In medicine and biology, a receptor antagonist is a substance that inhibits the normal physiological function of a receptor. Many drugs work by blocking the action of endogenous receptor agonists such as hormones and neurotransmitters.
There are two kinds of receptor antagonists:
- Antagonists that compete with an agonist for a receptor are competitive antagonists. An example is the interleukin-1 receptor antagonist, IL-1Ra.
- Antagonists that antagonize by other means are non-competitive antagonists.
Antagonists stop agonists from acting on certain receptors by blocking them.
Respective to their mode of action, antagonists can be broken down into 3 distinct groups:
- Chemical antagonists work by inactivating another chemical, the agonist.

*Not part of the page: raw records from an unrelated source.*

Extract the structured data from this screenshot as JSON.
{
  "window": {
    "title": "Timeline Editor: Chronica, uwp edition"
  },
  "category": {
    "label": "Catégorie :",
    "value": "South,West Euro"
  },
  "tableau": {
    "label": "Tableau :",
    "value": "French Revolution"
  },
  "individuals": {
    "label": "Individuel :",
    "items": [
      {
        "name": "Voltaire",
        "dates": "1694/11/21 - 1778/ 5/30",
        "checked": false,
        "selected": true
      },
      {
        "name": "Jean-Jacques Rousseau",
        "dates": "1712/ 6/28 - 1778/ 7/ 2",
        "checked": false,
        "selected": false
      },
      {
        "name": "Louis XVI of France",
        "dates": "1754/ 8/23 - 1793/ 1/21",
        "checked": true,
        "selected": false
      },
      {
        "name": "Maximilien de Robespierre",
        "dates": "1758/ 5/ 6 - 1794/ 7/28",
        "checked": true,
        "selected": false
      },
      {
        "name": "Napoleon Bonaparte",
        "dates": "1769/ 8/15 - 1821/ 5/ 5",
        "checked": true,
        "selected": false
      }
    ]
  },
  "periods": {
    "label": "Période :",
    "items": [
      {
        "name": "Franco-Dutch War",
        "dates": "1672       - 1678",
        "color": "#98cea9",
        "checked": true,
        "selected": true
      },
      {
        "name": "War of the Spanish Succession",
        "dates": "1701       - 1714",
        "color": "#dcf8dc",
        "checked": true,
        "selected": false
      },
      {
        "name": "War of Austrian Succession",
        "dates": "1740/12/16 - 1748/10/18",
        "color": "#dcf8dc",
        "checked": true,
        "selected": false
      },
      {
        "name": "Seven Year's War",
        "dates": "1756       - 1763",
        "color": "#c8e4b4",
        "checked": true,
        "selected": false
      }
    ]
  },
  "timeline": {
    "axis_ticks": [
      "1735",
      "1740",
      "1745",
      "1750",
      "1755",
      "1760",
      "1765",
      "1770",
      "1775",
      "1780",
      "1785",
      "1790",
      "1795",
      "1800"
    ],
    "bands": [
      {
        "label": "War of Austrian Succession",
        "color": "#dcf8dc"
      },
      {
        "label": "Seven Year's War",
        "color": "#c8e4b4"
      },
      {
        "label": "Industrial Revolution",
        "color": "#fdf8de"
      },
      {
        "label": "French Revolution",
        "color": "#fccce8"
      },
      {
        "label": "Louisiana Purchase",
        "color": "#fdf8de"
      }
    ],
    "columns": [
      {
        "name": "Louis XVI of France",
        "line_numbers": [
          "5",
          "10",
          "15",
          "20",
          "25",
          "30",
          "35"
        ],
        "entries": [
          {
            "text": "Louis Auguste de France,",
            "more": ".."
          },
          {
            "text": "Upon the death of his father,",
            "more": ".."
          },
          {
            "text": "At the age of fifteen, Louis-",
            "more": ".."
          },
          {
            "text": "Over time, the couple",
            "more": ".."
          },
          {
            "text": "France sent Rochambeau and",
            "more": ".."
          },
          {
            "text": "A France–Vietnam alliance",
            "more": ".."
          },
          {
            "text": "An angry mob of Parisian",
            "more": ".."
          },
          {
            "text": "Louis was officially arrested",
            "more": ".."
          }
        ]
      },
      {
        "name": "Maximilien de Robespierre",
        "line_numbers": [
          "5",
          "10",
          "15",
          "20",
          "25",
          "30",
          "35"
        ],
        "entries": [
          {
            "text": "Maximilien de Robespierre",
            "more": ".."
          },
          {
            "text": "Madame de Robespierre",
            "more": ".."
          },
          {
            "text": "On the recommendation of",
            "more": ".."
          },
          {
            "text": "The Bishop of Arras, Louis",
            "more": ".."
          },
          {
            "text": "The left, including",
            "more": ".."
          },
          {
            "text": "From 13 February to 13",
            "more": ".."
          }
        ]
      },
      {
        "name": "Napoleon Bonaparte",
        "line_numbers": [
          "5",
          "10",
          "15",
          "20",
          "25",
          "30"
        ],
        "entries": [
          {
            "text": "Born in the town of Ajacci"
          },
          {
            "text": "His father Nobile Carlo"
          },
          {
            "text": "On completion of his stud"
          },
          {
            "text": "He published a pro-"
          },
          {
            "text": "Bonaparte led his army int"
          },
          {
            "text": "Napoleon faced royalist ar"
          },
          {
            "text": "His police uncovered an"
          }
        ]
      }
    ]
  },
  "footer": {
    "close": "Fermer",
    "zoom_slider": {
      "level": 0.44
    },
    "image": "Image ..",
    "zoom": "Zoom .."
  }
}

An example of this is the chemical Dimercaprol (antagonist) being used to treat arsenic (agonist) poisoning.
- Pharmacokinetic antagonists are drugs that alter the way the body handles another drug.
- Physiological antagonists are two substances that act to oppose each other's effects. For example, noradrenaline (norepinephrine) will increase the heart rate while acetylcholine will decrease it, although these substances act upon different receptors. This is similar to the actions of insulin and glucagon.